“Not one person spoke in favor of the agreement,” said Adam Sharp, Ohio Farm Bureau’s senior director of legislative and regulatory policy. “They were all worried about the structure of the program and how it was a one-size-fits-all approach.”
After hearing from hundreds of farmers at seven hearings nationwide and through email, the U.S. Department of Agriculture’s Agricultural Marketing Service (AMS) made several changes to the proposal, which would create production and handling regulations for leafy greens. Those who participate would be subject to federal inspections and be allowed to use a food safety seal on their products.
Differences in the proposals
When the first proposal was released, many producers said it was not environmentally friendly, too difficult for small producers and required a lot of resources. It also was not very conducive for Ohio because the state’s demographics, land, environmental conditions and market structures are very different than those in the nation’s large production areas. The proposal was inspired by a similar one implemented years ago in California.
The new version of the program would allow for a more diverse representation of producers, growers and regions. The program would be run by a board made up of representatives from eight regional zones to reflect different climates, production practices and markets handling leafy greens. On the board would be 12 handlers, 10 farmers (at least two of them small farmers), one importer, one retailer, one food service representative and one member of the public.
The U.S. secretary of agriculture would appoint a technical review committee to help the board develop good agricultural, handling and manufacturing practices. The committee would consist of one producer, one handler and one food safety expert from each of the eight zones with at least one small farmer and one certified organic farmer.AMS is asking for “extensive public participation with input from farmers and handlers as well as the public to develop a comprehensive, voluntary agreement that will meet the needs of everyone,” said AMS Administrator Rayne Pegg. AMS is accepting comments about the proposal until July 28.

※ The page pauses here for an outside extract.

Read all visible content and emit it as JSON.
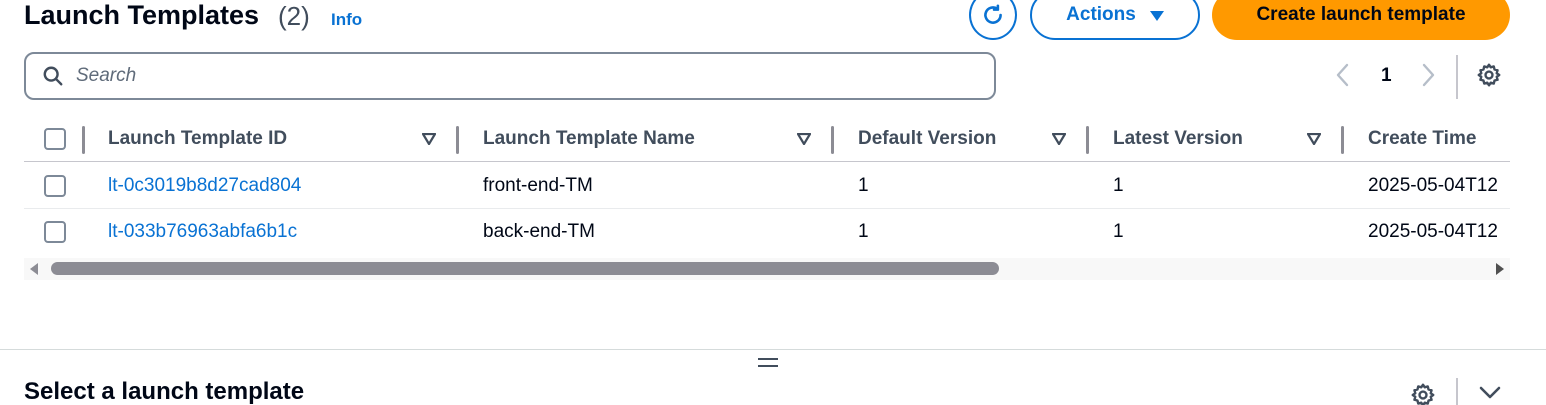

OFBF plans to file comments after taking a closer look at the proposed rule, which is several pages long. Sharp said he hopes government officials will coordinate the leafy greens proposal with the U.S. Food and Drug Administration’s Food Safety Modernization Act that was passed late last year. The Produce Safety Alliance (PSA) will help provide growers and packagers with fundamental, on-farm food safety knowledge in anticipation of new produce safety rules. FDA and USDA are funding the three-year, $1.15 million public-private initiative, which is based at Cornell University.
Last month PSA set up a website and asked farmers, researchers, state officials, produce industry experts and others to join the Alliance working committee to develop a Good Agricultural Practices (GAPs) education curriculum focused on understanding and implementing fresh fruit and vegetable food safety practices. The Alliance will have 10 working committees, each focused on a specific aspect of produce safety, including risk assessment, food safety plan writing and certification. At least four Ohioans have submitted paperwork to be on the working committees, Sharp said. PSA will host a GAPS training and educational materials conference June 29-30 in Orlando, Fla.
“Farm Bureau appreciates that FDA and USDA are forming this safety alliance group to help the coordination and outreach for these new standards. We hope Ohio will have some representation and Ohio Farm Bureau will be actively engaged in the process,” Sharp said.